Dataset rows for apps and sites:
········

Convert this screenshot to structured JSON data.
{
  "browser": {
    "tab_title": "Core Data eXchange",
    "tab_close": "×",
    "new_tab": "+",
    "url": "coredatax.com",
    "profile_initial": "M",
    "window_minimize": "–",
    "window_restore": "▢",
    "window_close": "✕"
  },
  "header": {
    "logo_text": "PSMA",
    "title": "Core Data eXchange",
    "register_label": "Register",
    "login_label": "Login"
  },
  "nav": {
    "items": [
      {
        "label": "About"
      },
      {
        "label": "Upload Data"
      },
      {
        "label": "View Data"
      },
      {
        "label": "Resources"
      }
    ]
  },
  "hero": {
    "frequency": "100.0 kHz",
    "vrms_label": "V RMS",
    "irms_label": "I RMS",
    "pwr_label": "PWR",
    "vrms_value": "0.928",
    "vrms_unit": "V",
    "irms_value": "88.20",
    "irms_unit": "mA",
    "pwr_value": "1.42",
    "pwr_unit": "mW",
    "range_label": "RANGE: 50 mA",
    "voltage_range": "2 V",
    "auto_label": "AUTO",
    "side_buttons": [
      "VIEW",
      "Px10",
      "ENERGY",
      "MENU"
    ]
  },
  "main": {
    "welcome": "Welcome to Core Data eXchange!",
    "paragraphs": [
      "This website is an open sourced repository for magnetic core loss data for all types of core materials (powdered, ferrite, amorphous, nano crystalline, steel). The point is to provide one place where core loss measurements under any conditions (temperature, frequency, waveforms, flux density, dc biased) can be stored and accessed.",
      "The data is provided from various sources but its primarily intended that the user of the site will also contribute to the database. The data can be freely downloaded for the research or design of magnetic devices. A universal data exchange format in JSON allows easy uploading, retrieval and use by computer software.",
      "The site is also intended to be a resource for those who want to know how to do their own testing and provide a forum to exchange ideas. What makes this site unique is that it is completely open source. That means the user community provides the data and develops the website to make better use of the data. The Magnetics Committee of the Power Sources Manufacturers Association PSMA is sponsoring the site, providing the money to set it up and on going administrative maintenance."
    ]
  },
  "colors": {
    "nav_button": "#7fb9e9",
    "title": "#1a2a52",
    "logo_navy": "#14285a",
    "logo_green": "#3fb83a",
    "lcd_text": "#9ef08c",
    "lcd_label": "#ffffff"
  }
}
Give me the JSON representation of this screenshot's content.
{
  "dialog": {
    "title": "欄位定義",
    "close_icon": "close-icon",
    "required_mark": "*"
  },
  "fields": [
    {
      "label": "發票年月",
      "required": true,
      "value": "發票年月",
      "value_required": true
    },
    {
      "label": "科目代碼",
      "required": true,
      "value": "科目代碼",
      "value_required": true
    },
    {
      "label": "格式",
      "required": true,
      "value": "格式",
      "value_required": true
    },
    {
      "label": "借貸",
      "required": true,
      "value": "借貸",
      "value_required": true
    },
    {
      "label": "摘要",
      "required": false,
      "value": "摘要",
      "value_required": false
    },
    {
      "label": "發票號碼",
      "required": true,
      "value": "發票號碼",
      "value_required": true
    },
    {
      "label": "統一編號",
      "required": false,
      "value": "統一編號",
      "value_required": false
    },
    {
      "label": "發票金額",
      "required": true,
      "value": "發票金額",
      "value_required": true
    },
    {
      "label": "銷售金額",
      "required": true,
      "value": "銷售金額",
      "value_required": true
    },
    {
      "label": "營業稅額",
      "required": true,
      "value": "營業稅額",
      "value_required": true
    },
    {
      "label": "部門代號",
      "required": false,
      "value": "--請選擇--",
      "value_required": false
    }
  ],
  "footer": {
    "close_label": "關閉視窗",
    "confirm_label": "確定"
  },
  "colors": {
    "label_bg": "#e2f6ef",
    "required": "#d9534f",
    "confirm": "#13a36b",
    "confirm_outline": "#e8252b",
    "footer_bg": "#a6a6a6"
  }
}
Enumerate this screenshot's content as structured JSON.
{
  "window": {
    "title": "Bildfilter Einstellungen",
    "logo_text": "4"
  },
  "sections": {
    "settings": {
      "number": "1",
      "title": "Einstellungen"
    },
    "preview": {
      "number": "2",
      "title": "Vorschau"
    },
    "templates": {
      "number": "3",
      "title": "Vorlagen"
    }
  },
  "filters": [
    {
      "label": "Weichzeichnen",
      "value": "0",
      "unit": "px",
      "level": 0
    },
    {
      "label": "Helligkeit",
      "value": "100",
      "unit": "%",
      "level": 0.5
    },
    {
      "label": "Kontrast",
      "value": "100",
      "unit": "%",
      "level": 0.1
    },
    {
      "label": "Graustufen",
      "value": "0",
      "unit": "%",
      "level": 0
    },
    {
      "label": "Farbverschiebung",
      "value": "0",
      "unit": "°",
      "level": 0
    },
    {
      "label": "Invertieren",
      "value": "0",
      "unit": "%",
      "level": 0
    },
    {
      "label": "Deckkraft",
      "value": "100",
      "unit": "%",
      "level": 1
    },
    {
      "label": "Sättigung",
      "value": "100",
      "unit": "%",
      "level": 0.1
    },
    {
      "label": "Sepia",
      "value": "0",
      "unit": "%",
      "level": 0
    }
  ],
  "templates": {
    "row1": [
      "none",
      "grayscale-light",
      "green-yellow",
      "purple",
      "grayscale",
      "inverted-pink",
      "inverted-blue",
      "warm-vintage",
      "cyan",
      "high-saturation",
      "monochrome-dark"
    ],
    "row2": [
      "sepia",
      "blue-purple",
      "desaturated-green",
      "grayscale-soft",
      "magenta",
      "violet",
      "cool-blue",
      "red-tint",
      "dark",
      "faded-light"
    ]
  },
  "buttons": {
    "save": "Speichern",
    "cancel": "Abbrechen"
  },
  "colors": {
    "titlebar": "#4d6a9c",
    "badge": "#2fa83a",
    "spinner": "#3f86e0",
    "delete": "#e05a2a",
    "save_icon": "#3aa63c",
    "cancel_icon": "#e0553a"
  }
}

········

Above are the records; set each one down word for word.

Convert this screenshot to structured JSON data.
{
  "browser": {
    "tab_title": "Core Data eXchange",
    "tab_close": "×",
    "new_tab": "+",
    "url": "coredatax.com",
    "profile_initial": "M",
    "window_minimize": "–",
    "window_restore": "▢",
    "window_close": "✕"
  },
  "header": {
    "logo_text": "PSMA",
    "title": "Core Data eXchange",
    "register_label": "Register",
    "login_label": "Login"
  },
  "nav": {
    "items": [
      {
        "label": "About"
      },
      {
        "label": "Upload Data"
      },
      {
        "label": "View Data"
      },
      {
        "label": "Resources"
      }
    ]
  },
  "hero": {
    "frequency": "100.0 kHz",
    "vrms_label": "V RMS",
    "irms_label": "I RMS",
    "pwr_label": "PWR",
    "vrms_value": "0.928",
    "vrms_unit": "V",
    "irms_value": "88.20",
    "irms_unit": "mA",
    "pwr_value": "1.42",
    "pwr_unit": "mW",
    "range_label": "RANGE: 50 mA",
    "voltage_range": "2 V",
    "auto_label": "AUTO",
    "side_buttons": [
      "VIEW",
      "Px10",
      "ENERGY",
      "MENU"
    ]
  },
  "main": {
    "welcome": "Welcome to Core Data eXchange!",
    "paragraphs": [
      "This website is an open sourced repository for magnetic core loss data for all types of core materials (powdered, ferrite, amorphous, nano crystalline, steel). The point is to provide one place where core loss measurements under any conditions (temperature, frequency, waveforms, flux density, dc biased) can be stored and accessed.",
      "The data is provided from various sources but its primarily intended that the user of the site will also contribute to the database. The data can be freely downloaded for the research or design of magnetic devices. A universal data exchange format in JSON allows easy uploading, retrieval and use by computer software.",
      "The site is also intended to be a resource for those who want to know how to do their own testing and provide a forum to exchange ideas. What makes this site unique is that it is completely open source. That means the user community provides the data and develops the website to make better use of the data. The Magnetics Committee of the Power Sources Manufacturers Association PSMA is sponsoring the site, providing the money to set it up and on going administrative maintenance."
    ]
  },
  "colors": {
    "nav_button": "#7fb9e9",
    "title": "#1a2a52",
    "logo_navy": "#14285a",
    "logo_green": "#3fb83a",
    "lcd_text": "#9ef08c",
    "lcd_label": "#ffffff"
  }
}
Give me the JSON representation of this screenshot's content.
{
  "dialog": {
    "title": "欄位定義",
    "close_icon": "close-icon",
    "required_mark": "*"
  },
  "fields": [
    {
      "label": "發票年月",
      "required": true,
      "value": "發票年月",
      "value_required": true
    },
    {
      "label": "科目代碼",
      "required": true,
      "value": "科目代碼",
      "value_required": true
    },
    {
      "label": "格式",
      "required": true,
      "value": "格式",
      "value_required": true
    },
    {
      "label": "借貸",
      "required": true,
      "value": "借貸",
      "value_required": true
    },
    {
      "label": "摘要",
      "required": false,
      "value": "摘要",
      "value_required": false
    },
    {
      "label": "發票號碼",
      "required": true,
      "value": "發票號碼",
      "value_required": true
    },
    {
      "label": "統一編號",
      "required": false,
      "value": "統一編號",
      "value_required": false
    },
    {
      "label": "發票金額",
      "required": true,
      "value": "發票金額",
      "value_required": true
    },
    {
      "label": "銷售金額",
      "required": true,
      "value": "銷售金額",
      "value_required": true
    },
    {
      "label": "營業稅額",
      "required": true,
      "value": "營業稅額",
      "value_required": true
    },
    {
      "label": "部門代號",
      "required": false,
      "value": "--請選擇--",
      "value_required": false
    }
  ],
  "footer": {
    "close_label": "關閉視窗",
    "confirm_label": "確定"
  },
  "colors": {
    "label_bg": "#e2f6ef",
    "required": "#d9534f",
    "confirm": "#13a36b",
    "confirm_outline": "#e8252b",
    "footer_bg": "#a6a6a6"
  }
}
Enumerate this screenshot's content as structured JSON.
{
  "window": {
    "title": "Bildfilter Einstellungen",
    "logo_text": "4"
  },
  "sections": {
    "settings": {
      "number": "1",
      "title": "Einstellungen"
    },
    "preview": {
      "number": "2",
      "title": "Vorschau"
    },
    "templates": {
      "number": "3",
      "title": "Vorlagen"
    }
  },
  "filters": [
    {
      "label": "Weichzeichnen",
      "value": "0",
      "unit": "px",
      "level": 0
    },
    {
      "label": "Helligkeit",
      "value": "100",
      "unit": "%",
      "level": 0.5
    },
    {
      "label": "Kontrast",
      "value": "100",
      "unit": "%",
      "level": 0.1
    },
    {
      "label": "Graustufen",
      "value": "0",
      "unit": "%",
      "level": 0
    },
    {
      "label": "Farbverschiebung",
      "value": "0",
      "unit": "°",
      "level": 0
    },
    {
      "label": "Invertieren",
      "value": "0",
      "unit": "%",
      "level": 0
    },
    {
      "label": "Deckkraft",
      "value": "100",
      "unit": "%",
      "level": 1
    },
    {
      "label": "Sättigung",
      "value": "100",
      "unit": "%",
      "level": 0.1
    },
    {
      "label": "Sepia",
      "value": "0",
      "unit": "%",
      "level": 0
    }
  ],
  "templates": {
    "row1": [
      "none",
      "grayscale-light",
      "green-yellow",
      "purple",
      "grayscale",
      "inverted-pink",
      "inverted-blue",
      "warm-vintage",
      "cyan",
      "high-saturation",
      "monochrome-dark"
    ],
    "row2": [
      "sepia",
      "blue-purple",
      "desaturated-green",
      "grayscale-soft",
      "magenta",
      "violet",
      "cool-blue",
      "red-tint",
      "dark",
      "faded-light"
    ]
  },
  "buttons": {
    "save": "Speichern",
    "cancel": "Abbrechen"
  },
  "colors": {
    "titlebar": "#4d6a9c",
    "badge": "#2fa83a",
    "spinner": "#3f86e0",
    "delete": "#e05a2a",
    "save_icon": "#3aa63c",
    "cancel_icon": "#e0553a"
  }
}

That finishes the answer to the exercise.